● **RECORDS FOR THE TASK**

↓↓↓

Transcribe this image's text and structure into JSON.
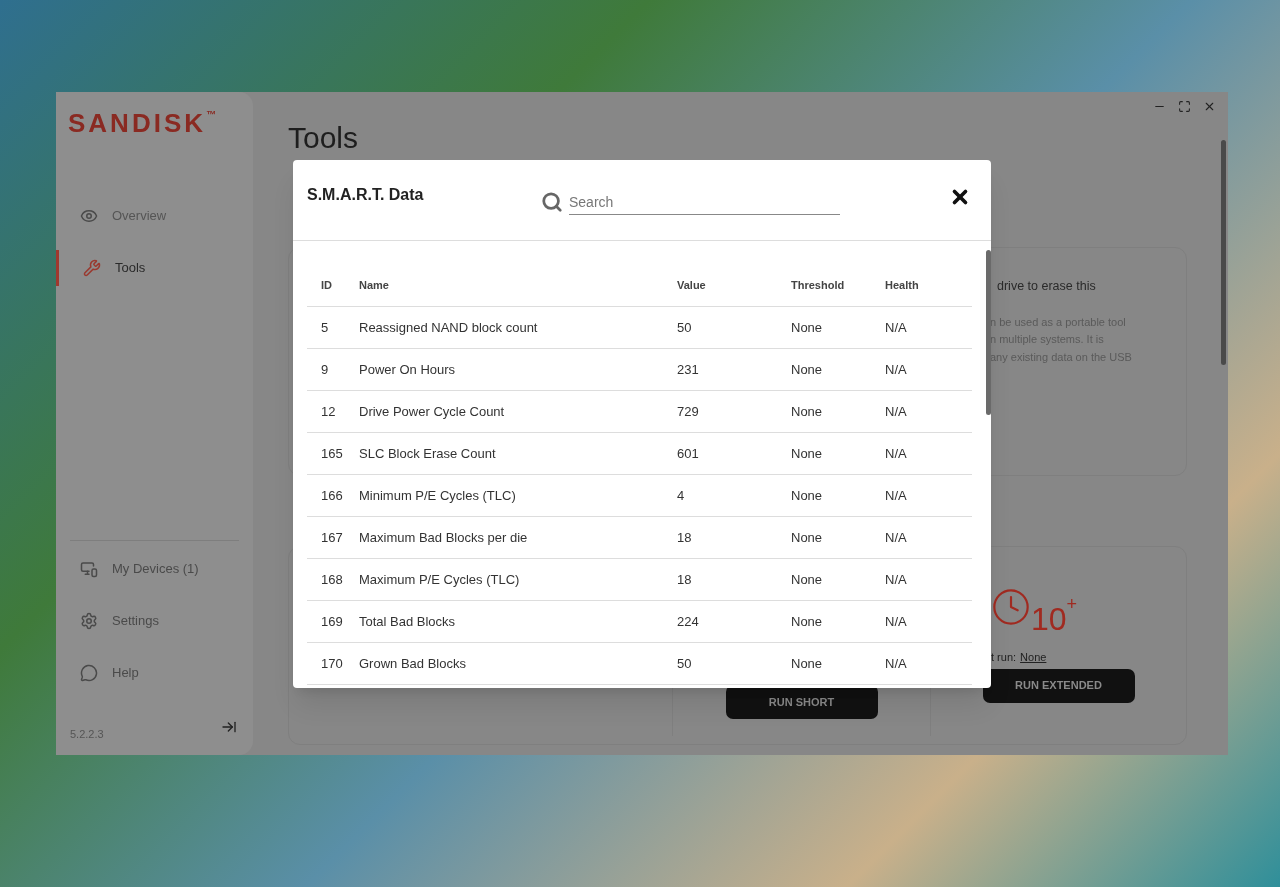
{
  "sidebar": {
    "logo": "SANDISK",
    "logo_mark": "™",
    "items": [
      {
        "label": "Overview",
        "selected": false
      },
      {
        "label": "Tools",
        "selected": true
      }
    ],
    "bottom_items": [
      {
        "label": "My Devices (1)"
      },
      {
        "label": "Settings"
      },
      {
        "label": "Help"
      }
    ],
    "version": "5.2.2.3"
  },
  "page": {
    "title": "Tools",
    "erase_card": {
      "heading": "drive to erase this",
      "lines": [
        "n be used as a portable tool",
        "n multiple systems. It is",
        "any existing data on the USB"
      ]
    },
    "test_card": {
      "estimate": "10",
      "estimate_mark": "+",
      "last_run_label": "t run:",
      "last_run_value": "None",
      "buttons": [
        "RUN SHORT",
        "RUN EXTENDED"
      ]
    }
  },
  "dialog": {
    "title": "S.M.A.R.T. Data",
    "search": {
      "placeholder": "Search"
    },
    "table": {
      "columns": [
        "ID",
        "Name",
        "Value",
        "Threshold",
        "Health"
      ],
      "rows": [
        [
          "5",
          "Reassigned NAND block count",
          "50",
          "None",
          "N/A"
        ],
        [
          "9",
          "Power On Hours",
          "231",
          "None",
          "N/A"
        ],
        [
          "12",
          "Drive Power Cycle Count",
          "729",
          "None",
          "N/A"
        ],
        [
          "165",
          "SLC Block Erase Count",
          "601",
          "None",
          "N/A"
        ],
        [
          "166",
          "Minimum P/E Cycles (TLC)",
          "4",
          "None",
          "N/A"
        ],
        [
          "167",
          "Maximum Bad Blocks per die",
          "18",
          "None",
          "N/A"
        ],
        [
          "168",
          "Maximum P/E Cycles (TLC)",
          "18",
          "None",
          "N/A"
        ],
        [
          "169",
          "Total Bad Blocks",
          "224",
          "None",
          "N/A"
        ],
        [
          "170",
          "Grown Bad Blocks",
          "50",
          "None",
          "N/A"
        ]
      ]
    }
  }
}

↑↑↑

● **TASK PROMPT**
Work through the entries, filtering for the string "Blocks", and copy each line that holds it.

● **ANSWER SPACE**
          "Maximum Bad Blocks per die",
          "Total Bad Blocks",
          "Grown Bad Blocks",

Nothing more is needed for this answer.